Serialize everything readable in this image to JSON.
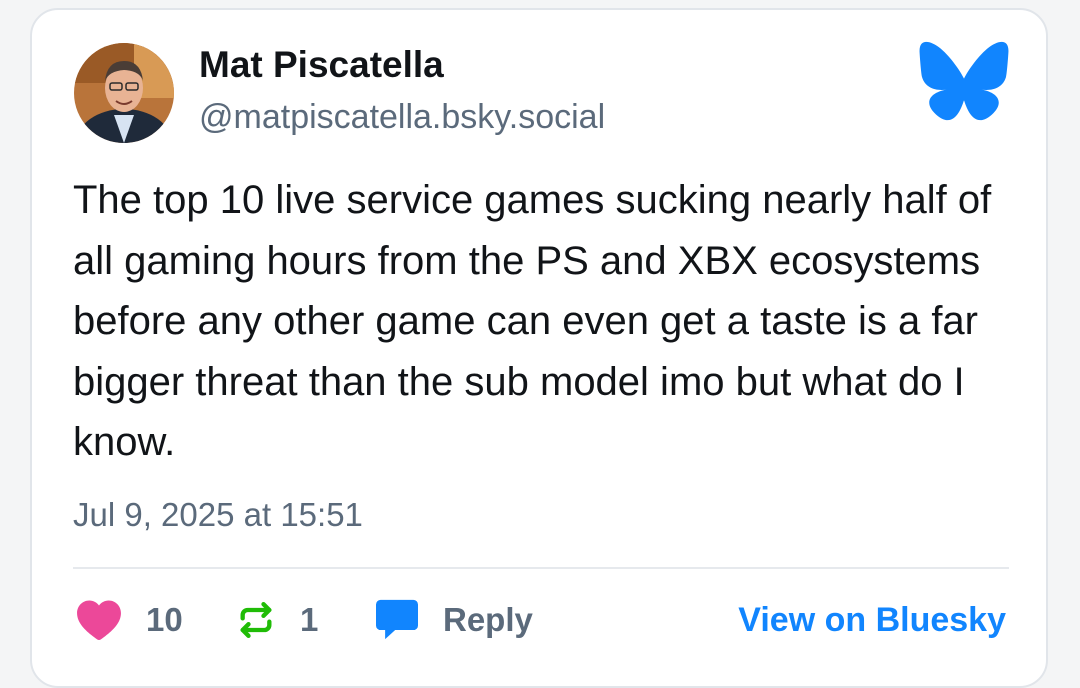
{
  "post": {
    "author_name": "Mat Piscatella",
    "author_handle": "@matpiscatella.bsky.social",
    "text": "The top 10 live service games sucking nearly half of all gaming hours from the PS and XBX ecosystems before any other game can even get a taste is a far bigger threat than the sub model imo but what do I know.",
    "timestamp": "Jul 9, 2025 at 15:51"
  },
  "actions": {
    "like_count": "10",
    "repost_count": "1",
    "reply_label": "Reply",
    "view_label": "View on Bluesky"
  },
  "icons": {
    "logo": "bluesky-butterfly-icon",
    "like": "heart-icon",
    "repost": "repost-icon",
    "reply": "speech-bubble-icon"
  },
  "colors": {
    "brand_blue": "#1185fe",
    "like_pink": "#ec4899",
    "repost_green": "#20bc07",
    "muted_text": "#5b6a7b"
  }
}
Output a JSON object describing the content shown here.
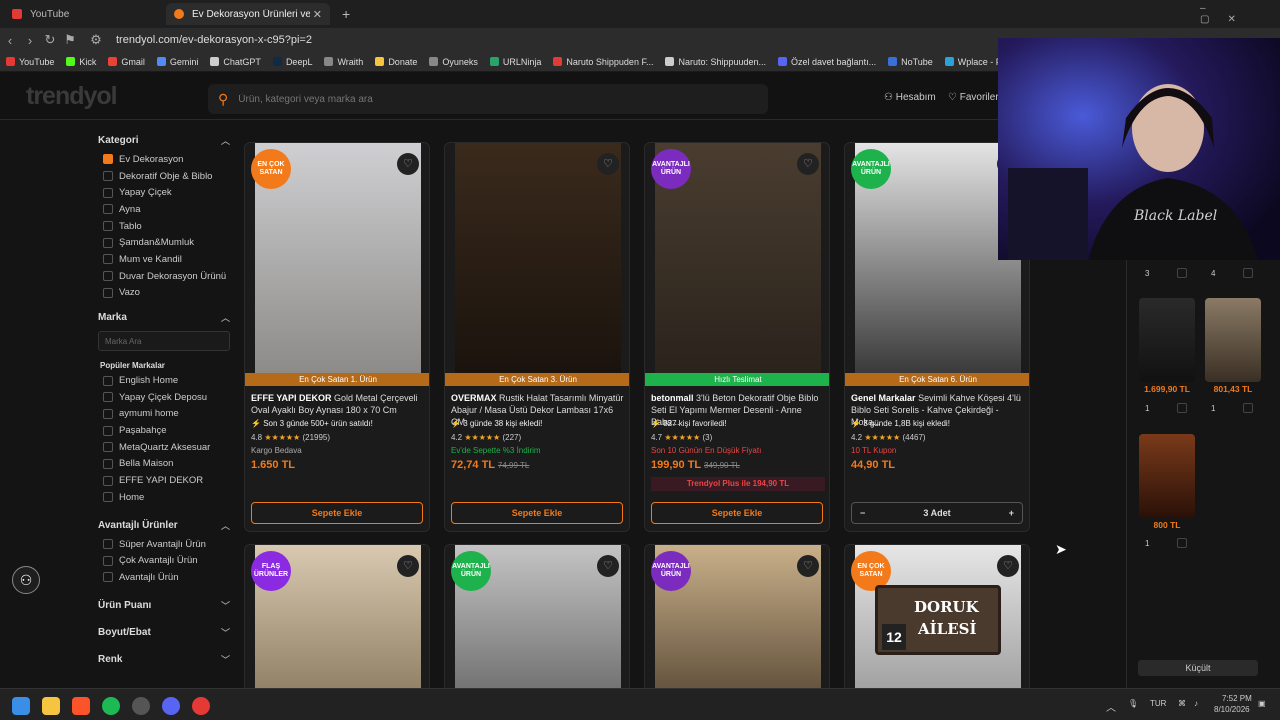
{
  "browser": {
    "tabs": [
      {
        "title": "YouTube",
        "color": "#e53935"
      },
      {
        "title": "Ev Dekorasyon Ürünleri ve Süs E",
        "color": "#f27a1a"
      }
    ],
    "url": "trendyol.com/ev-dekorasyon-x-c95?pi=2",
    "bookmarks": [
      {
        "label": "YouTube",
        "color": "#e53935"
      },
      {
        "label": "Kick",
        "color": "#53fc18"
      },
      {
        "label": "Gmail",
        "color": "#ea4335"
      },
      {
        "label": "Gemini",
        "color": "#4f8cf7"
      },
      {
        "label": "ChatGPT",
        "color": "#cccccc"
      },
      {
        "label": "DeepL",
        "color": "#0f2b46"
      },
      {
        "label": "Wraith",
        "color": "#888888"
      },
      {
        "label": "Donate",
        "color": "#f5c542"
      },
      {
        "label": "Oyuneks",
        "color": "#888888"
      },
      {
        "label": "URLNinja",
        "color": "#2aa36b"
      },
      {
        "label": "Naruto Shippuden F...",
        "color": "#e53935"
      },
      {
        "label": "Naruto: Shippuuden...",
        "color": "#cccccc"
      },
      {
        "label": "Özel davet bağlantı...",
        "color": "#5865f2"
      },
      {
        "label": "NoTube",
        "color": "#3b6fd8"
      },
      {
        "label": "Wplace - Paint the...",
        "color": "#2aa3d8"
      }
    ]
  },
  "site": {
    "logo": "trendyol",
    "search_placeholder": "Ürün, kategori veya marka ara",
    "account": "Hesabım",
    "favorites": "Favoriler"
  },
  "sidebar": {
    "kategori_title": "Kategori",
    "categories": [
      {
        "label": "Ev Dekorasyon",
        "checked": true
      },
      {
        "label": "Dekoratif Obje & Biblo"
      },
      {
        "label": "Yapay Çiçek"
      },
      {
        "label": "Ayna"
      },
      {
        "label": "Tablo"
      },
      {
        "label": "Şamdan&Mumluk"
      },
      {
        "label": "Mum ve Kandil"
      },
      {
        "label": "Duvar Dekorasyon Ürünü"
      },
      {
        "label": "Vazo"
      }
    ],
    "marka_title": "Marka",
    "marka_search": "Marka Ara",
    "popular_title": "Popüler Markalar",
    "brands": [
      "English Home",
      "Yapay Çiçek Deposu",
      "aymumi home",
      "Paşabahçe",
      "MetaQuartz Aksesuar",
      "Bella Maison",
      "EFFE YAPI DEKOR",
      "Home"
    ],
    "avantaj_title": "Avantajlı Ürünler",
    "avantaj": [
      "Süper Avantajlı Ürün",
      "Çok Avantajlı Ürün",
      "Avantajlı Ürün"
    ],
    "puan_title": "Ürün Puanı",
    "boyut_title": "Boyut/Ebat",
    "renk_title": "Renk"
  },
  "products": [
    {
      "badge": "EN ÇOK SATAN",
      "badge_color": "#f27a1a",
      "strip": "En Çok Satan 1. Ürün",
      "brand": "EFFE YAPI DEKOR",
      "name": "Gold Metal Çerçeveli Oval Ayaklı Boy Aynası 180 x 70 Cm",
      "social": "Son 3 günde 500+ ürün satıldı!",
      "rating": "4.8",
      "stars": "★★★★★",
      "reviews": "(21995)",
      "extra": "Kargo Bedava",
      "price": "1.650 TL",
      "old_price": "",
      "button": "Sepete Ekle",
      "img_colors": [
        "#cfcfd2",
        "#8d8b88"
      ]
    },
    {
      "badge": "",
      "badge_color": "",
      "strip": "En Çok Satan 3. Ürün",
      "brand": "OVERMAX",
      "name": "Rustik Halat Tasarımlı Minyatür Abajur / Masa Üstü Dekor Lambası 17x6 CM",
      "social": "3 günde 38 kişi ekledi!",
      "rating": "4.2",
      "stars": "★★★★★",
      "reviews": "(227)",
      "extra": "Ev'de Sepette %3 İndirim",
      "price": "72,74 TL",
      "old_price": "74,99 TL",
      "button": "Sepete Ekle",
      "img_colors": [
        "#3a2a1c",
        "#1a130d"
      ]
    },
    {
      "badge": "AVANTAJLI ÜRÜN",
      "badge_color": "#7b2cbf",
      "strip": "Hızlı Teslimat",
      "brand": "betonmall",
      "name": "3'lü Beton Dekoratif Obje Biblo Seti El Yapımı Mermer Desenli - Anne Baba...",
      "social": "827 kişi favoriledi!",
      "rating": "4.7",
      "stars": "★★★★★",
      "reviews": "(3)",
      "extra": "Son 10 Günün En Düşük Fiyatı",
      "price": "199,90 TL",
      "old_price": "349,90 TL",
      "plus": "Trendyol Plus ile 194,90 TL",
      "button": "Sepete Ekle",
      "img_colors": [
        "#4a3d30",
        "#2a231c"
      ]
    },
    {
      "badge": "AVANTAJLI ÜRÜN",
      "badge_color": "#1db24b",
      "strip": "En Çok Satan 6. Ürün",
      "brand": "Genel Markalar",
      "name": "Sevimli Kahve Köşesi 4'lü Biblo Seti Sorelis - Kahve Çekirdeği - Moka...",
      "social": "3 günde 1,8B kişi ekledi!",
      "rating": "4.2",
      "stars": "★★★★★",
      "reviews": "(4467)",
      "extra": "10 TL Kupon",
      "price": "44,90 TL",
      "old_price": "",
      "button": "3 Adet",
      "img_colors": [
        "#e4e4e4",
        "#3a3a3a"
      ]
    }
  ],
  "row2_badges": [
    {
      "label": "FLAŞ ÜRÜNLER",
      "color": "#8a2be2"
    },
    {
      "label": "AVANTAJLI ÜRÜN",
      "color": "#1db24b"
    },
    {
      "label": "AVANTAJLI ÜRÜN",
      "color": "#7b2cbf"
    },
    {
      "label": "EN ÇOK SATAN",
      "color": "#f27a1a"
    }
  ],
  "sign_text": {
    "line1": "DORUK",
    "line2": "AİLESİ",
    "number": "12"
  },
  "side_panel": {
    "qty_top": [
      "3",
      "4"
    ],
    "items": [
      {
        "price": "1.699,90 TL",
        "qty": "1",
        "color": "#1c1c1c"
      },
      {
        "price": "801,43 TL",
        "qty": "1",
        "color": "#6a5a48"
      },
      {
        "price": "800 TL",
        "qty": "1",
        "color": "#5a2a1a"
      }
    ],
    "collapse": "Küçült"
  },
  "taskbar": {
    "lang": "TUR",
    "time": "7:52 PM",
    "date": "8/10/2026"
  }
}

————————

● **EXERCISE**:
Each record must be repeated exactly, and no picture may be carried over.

● **WORKED SOLUTION**:
Serialize everything readable in this image to JSON.
{
  "post": {
    "author_name": "Mat Piscatella",
    "author_handle": "@matpiscatella.bsky.social",
    "text": "The top 10 live service games sucking nearly half of all gaming hours from the PS and XBX ecosystems before any other game can even get a taste is a far bigger threat than the sub model imo but what do I know.",
    "timestamp": "Jul 9, 2025 at 15:51"
  },
  "actions": {
    "like_count": "10",
    "repost_count": "1",
    "reply_label": "Reply",
    "view_label": "View on Bluesky"
  },
  "icons": {
    "logo": "bluesky-butterfly-icon",
    "like": "heart-icon",
    "repost": "repost-icon",
    "reply": "speech-bubble-icon"
  },
  "colors": {
    "brand_blue": "#1185fe",
    "like_pink": "#ec4899",
    "repost_green": "#20bc07",
    "muted_text": "#5b6a7b"
  }
}
Output a JSON object describing the content shown here.
{
  "browser": {
    "tabs": [
      {
        "title": "YouTube",
        "color": "#e53935"
      },
      {
        "title": "Ev Dekorasyon Ürünleri ve Süs E",
        "color": "#f27a1a"
      }
    ],
    "url": "trendyol.com/ev-dekorasyon-x-c95?pi=2",
    "bookmarks": [
      {
        "label": "YouTube",
        "color": "#e53935"
      },
      {
        "label": "Kick",
        "color": "#53fc18"
      },
      {
        "label": "Gmail",
        "color": "#ea4335"
      },
      {
        "label": "Gemini",
        "color": "#4f8cf7"
      },
      {
        "label": "ChatGPT",
        "color": "#cccccc"
      },
      {
        "label": "DeepL",
        "color": "#0f2b46"
      },
      {
        "label": "Wraith",
        "color": "#888888"
      },
      {
        "label": "Donate",
        "color": "#f5c542"
      },
      {
        "label": "Oyuneks",
        "color": "#888888"
      },
      {
        "label": "URLNinja",
        "color": "#2aa36b"
      },
      {
        "label": "Naruto Shippuden F...",
        "color": "#e53935"
      },
      {
        "label": "Naruto: Shippuuden...",
        "color": "#cccccc"
      },
      {
        "label": "Özel davet bağlantı...",
        "color": "#5865f2"
      },
      {
        "label": "NoTube",
        "color": "#3b6fd8"
      },
      {
        "label": "Wplace - Paint the...",
        "color": "#2aa3d8"
      }
    ]
  },
  "site": {
    "logo": "trendyol",
    "search_placeholder": "Ürün, kategori veya marka ara",
    "account": "Hesabım",
    "favorites": "Favoriler"
  },
  "sidebar": {
    "kategori_title": "Kategori",
    "categories": [
      {
        "label": "Ev Dekorasyon",
        "checked": true
      },
      {
        "label": "Dekoratif Obje & Biblo"
      },
      {
        "label": "Yapay Çiçek"
      },
      {
        "label": "Ayna"
      },
      {
        "label": "Tablo"
      },
      {
        "label": "Şamdan&Mumluk"
      },
      {
        "label": "Mum ve Kandil"
      },
      {
        "label": "Duvar Dekorasyon Ürünü"
      },
      {
        "label": "Vazo"
      }
    ],
    "marka_title": "Marka",
    "marka_search": "Marka Ara",
    "popular_title": "Popüler Markalar",
    "brands": [
      "English Home",
      "Yapay Çiçek Deposu",
      "aymumi home",
      "Paşabahçe",
      "MetaQuartz Aksesuar",
      "Bella Maison",
      "EFFE YAPI DEKOR",
      "Home"
    ],
    "avantaj_title": "Avantajlı Ürünler",
    "avantaj": [
      "Süper Avantajlı Ürün",
      "Çok Avantajlı Ürün",
      "Avantajlı Ürün"
    ],
    "puan_title": "Ürün Puanı",
    "boyut_title": "Boyut/Ebat",
    "renk_title": "Renk"
  },
  "products": [
    {
      "badge": "EN ÇOK SATAN",
      "badge_color": "#f27a1a",
      "strip": "En Çok Satan 1. Ürün",
      "brand": "EFFE YAPI DEKOR",
      "name": "Gold Metal Çerçeveli Oval Ayaklı Boy Aynası 180 x 70 Cm",
      "social": "Son 3 günde 500+ ürün satıldı!",
      "rating": "4.8",
      "stars": "★★★★★",
      "reviews": "(21995)",
      "extra": "Kargo Bedava",
      "price": "1.650 TL",
      "old_price": "",
      "button": "Sepete Ekle",
      "img_colors": [
        "#cfcfd2",
        "#8d8b88"
      ]
    },
    {
      "badge": "",
      "badge_color": "",
      "strip": "En Çok Satan 3. Ürün",
      "brand": "OVERMAX",
      "name": "Rustik Halat Tasarımlı Minyatür Abajur / Masa Üstü Dekor Lambası 17x6 CM",
      "social": "3 günde 38 kişi ekledi!",
      "rating": "4.2",
      "stars": "★★★★★",
      "reviews": "(227)",
      "extra": "Ev'de Sepette %3 İndirim",
      "price": "72,74 TL",
      "old_price": "74,99 TL",
      "button": "Sepete Ekle",
      "img_colors": [
        "#3a2a1c",
        "#1a130d"
      ]
    },
    {
      "badge": "AVANTAJLI ÜRÜN",
      "badge_color": "#7b2cbf",
      "strip": "Hızlı Teslimat",
      "brand": "betonmall",
      "name": "3'lü Beton Dekoratif Obje Biblo Seti El Yapımı Mermer Desenli - Anne Baba...",
      "social": "827 kişi favoriledi!",
      "rating": "4.7",
      "stars": "★★★★★",
      "reviews": "(3)",
      "extra": "Son 10 Günün En Düşük Fiyatı",
      "price": "199,90 TL",
      "old_price": "349,90 TL",
      "plus": "Trendyol Plus ile 194,90 TL",
      "button": "Sepete Ekle",
      "img_colors": [
        "#4a3d30",
        "#2a231c"
      ]
    },
    {
      "badge": "AVANTAJLI ÜRÜN",
      "badge_color": "#1db24b",
      "strip": "En Çok Satan 6. Ürün",
      "brand": "Genel Markalar",
      "name": "Sevimli Kahve Köşesi 4'lü Biblo Seti Sorelis - Kahve Çekirdeği - Moka...",
      "social": "3 günde 1,8B kişi ekledi!",
      "rating": "4.2",
      "stars": "★★★★★",
      "reviews": "(4467)",
      "extra": "10 TL Kupon",
      "price": "44,90 TL",
      "old_price": "",
      "button": "3 Adet",
      "img_colors": [
        "#e4e4e4",
        "#3a3a3a"
      ]
    }
  ],
  "row2_badges": [
    {
      "label": "FLAŞ ÜRÜNLER",
      "color": "#8a2be2"
    },
    {
      "label": "AVANTAJLI ÜRÜN",
      "color": "#1db24b"
    },
    {
      "label": "AVANTAJLI ÜRÜN",
      "color": "#7b2cbf"
    },
    {
      "label": "EN ÇOK SATAN",
      "color": "#f27a1a"
    }
  ],
  "sign_text": {
    "line1": "DORUK",
    "line2": "AİLESİ",
    "number": "12"
  },
  "side_panel": {
    "qty_top": [
      "3",
      "4"
    ],
    "items": [
      {
        "price": "1.699,90 TL",
        "qty": "1",
        "color": "#1c1c1c"
      },
      {
        "price": "801,43 TL",
        "qty": "1",
        "color": "#6a5a48"
      },
      {
        "price": "800 TL",
        "qty": "1",
        "color": "#5a2a1a"
      }
    ],
    "collapse": "Küçült"
  },
  "taskbar": {
    "lang": "TUR",
    "time": "7:52 PM",
    "date": "8/10/2026"
  }
}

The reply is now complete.